* **ABOUT THIS EXERCISE**
Produce an exact copy of the lines from the line containing "Convert this screenshot" through the last line of the entries below, and only those lines.
### SUPPLIED MATERIAL ###
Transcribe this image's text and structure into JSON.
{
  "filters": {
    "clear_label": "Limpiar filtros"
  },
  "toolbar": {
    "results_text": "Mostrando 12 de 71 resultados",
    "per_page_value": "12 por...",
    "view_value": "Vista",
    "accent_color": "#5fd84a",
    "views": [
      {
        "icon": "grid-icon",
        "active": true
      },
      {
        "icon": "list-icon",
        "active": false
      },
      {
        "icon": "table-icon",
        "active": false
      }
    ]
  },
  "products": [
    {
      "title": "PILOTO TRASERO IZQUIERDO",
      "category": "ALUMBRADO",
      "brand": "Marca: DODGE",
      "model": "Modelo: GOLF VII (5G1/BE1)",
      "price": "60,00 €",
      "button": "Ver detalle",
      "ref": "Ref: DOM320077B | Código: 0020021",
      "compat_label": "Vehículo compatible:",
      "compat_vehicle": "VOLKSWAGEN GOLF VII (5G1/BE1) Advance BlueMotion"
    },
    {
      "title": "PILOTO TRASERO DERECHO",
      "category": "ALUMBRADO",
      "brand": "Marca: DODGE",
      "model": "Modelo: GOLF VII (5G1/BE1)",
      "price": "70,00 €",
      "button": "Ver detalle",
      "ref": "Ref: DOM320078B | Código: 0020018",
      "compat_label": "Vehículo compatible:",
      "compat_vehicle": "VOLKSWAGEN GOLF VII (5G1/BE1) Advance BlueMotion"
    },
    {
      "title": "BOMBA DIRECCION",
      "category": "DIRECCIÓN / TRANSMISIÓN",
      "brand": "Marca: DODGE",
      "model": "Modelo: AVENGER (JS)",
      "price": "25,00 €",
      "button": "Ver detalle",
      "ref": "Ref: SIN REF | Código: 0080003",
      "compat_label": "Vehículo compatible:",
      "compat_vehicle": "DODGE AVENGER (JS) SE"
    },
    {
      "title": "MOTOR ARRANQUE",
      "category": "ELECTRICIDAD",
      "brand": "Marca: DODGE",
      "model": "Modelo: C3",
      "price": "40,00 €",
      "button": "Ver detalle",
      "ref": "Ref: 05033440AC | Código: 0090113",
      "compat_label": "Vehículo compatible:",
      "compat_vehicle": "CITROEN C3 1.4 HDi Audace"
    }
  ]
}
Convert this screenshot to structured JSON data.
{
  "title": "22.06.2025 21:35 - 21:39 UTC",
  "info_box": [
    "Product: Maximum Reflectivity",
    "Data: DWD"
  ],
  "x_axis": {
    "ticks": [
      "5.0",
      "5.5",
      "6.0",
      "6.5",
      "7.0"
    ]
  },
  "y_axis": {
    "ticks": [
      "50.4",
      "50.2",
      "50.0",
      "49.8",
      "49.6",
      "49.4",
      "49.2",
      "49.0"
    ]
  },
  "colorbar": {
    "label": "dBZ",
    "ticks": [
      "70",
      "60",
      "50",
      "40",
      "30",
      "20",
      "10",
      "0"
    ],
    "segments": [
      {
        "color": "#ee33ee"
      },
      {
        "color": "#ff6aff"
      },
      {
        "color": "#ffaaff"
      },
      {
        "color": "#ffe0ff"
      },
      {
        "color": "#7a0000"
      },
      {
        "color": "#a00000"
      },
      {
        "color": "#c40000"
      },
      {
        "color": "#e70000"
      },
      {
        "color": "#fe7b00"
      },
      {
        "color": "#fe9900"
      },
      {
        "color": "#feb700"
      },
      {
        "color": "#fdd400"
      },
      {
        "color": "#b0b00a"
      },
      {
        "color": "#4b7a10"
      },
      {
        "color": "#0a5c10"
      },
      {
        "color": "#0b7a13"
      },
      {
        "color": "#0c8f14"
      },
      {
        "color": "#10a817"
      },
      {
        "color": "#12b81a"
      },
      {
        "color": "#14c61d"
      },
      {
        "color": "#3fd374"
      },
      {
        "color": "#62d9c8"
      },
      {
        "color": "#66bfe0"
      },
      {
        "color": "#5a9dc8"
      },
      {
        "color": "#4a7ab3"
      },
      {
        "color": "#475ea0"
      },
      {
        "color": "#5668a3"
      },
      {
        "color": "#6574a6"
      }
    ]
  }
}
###
* **ANSWER TO THIS PROBLEM**
Convert this screenshot to structured JSON data.
{
  "title": "22.06.2025 21:35 - 21:39 UTC",
  "info_box": [
    "Product: Maximum Reflectivity",
    "Data: DWD"
  ],
  "x_axis": {
    "ticks": [
      "5.0",
      "5.5",
      "6.0",
      "6.5",
      "7.0"
    ]
  },
  "y_axis": {
    "ticks": [
      "50.4",
      "50.2",
      "50.0",
      "49.8",
      "49.6",
      "49.4",
      "49.2",
      "49.0"
    ]
  },
  "colorbar": {
    "label": "dBZ",
    "ticks": [
      "70",
      "60",
      "50",
      "40",
      "30",
      "20",
      "10",
      "0"
    ],
    "segments": [
      {
        "color": "#ee33ee"
      },
      {
        "color": "#ff6aff"
      },
      {
        "color": "#ffaaff"
      },
      {
        "color": "#ffe0ff"
      },
      {
        "color": "#7a0000"
      },
      {
        "color": "#a00000"
      },
      {
        "color": "#c40000"
      },
      {
        "color": "#e70000"
      },
      {
        "color": "#fe7b00"
      },
      {
        "color": "#fe9900"
      },
      {
        "color": "#feb700"
      },
      {
        "color": "#fdd400"
      },
      {
        "color": "#b0b00a"
      },
      {
        "color": "#4b7a10"
      },
      {
        "color": "#0a5c10"
      },
      {
        "color": "#0b7a13"
      },
      {
        "color": "#0c8f14"
      },
      {
        "color": "#10a817"
      },
      {
        "color": "#12b81a"
      },
      {
        "color": "#14c61d"
      },
      {
        "color": "#3fd374"
      },
      {
        "color": "#62d9c8"
      },
      {
        "color": "#66bfe0"
      },
      {
        "color": "#5a9dc8"
      },
      {
        "color": "#4a7ab3"
      },
      {
        "color": "#475ea0"
      },
      {
        "color": "#5668a3"
      },
      {
        "color": "#6574a6"
      }
    ]
  }
}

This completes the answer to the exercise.